╭─ Data supplied
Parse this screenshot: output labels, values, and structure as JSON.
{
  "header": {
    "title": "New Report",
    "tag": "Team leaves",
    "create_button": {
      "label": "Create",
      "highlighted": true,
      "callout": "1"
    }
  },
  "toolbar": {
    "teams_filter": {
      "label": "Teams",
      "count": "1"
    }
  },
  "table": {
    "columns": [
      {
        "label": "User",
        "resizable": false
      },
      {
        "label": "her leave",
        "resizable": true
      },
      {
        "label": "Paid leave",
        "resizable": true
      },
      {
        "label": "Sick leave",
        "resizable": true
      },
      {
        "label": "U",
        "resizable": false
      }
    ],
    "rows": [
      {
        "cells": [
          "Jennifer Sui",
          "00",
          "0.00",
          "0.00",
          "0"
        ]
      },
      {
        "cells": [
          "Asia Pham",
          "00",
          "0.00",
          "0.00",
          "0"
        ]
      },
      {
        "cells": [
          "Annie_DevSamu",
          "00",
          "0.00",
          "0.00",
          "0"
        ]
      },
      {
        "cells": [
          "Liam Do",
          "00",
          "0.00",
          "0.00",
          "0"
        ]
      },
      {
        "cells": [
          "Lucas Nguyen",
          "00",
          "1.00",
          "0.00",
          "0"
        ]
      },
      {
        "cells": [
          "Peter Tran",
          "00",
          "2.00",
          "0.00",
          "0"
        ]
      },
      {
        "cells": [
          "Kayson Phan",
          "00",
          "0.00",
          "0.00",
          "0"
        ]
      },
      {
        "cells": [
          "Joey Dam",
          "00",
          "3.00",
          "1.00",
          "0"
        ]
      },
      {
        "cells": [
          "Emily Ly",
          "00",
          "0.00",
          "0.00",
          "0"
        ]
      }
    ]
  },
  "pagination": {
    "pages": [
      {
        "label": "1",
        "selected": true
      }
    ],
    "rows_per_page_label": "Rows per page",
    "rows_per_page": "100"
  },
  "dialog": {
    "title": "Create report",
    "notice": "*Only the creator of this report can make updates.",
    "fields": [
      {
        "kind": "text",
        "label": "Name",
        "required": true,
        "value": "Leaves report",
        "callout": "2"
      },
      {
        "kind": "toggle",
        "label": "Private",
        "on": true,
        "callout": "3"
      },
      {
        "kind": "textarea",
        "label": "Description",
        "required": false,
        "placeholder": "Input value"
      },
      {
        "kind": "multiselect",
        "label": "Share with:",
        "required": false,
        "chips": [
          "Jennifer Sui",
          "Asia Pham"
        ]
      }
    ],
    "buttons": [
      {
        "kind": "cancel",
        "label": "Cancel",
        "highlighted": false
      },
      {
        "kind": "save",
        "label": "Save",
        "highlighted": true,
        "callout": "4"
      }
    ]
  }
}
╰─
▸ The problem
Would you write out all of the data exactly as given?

▸ Expected answer
Parse this screenshot: output labels, values, and structure as JSON.
{
  "header": {
    "title": "New Report",
    "tag": "Team leaves",
    "create_button": {
      "label": "Create",
      "highlighted": true,
      "callout": "1"
    }
  },
  "toolbar": {
    "teams_filter": {
      "label": "Teams",
      "count": "1"
    }
  },
  "table": {
    "columns": [
      {
        "label": "User",
        "resizable": false
      },
      {
        "label": "her leave",
        "resizable": true
      },
      {
        "label": "Paid leave",
        "resizable": true
      },
      {
        "label": "Sick leave",
        "resizable": true
      },
      {
        "label": "U",
        "resizable": false
      }
    ],
    "rows": [
      {
        "cells": [
          "Jennifer Sui",
          "00",
          "0.00",
          "0.00",
          "0"
        ]
      },
      {
        "cells": [
          "Asia Pham",
          "00",
          "0.00",
          "0.00",
          "0"
        ]
      },
      {
        "cells": [
          "Annie_DevSamu",
          "00",
          "0.00",
          "0.00",
          "0"
        ]
      },
      {
        "cells": [
          "Liam Do",
          "00",
          "0.00",
          "0.00",
          "0"
        ]
      },
      {
        "cells": [
          "Lucas Nguyen",
          "00",
          "1.00",
          "0.00",
          "0"
        ]
      },
      {
        "cells": [
          "Peter Tran",
          "00",
          "2.00",
          "0.00",
          "0"
        ]
      },
      {
        "cells": [
          "Kayson Phan",
          "00",
          "0.00",
          "0.00",
          "0"
        ]
      },
      {
        "cells": [
          "Joey Dam",
          "00",
          "3.00",
          "1.00",
          "0"
        ]
      },
      {
        "cells": [
          "Emily Ly",
          "00",
          "0.00",
          "0.00",
          "0"
        ]
      }
    ]
  },
  "pagination": {
    "pages": [
      {
        "label": "1",
        "selected": true
      }
    ],
    "rows_per_page_label": "Rows per page",
    "rows_per_page": "100"
  },
  "dialog": {
    "title": "Create report",
    "notice": "*Only the creator of this report can make updates.",
    "fields": [
      {
        "kind": "text",
        "label": "Name",
        "required": true,
        "value": "Leaves report",
        "callout": "2"
      },
      {
        "kind": "toggle",
        "label": "Private",
        "on": true,
        "callout": "3"
      },
      {
        "kind": "textarea",
        "label": "Description",
        "required": false,
        "placeholder": "Input value"
      },
      {
        "kind": "multiselect",
        "label": "Share with:",
        "required": false,
        "chips": [
          "Jennifer Sui",
          "Asia Pham"
        ]
      }
    ],
    "buttons": [
      {
        "kind": "cancel",
        "label": "Cancel",
        "highlighted": false
      },
      {
        "kind": "save",
        "label": "Save",
        "highlighted": true,
        "callout": "4"
      }
    ]
  }
}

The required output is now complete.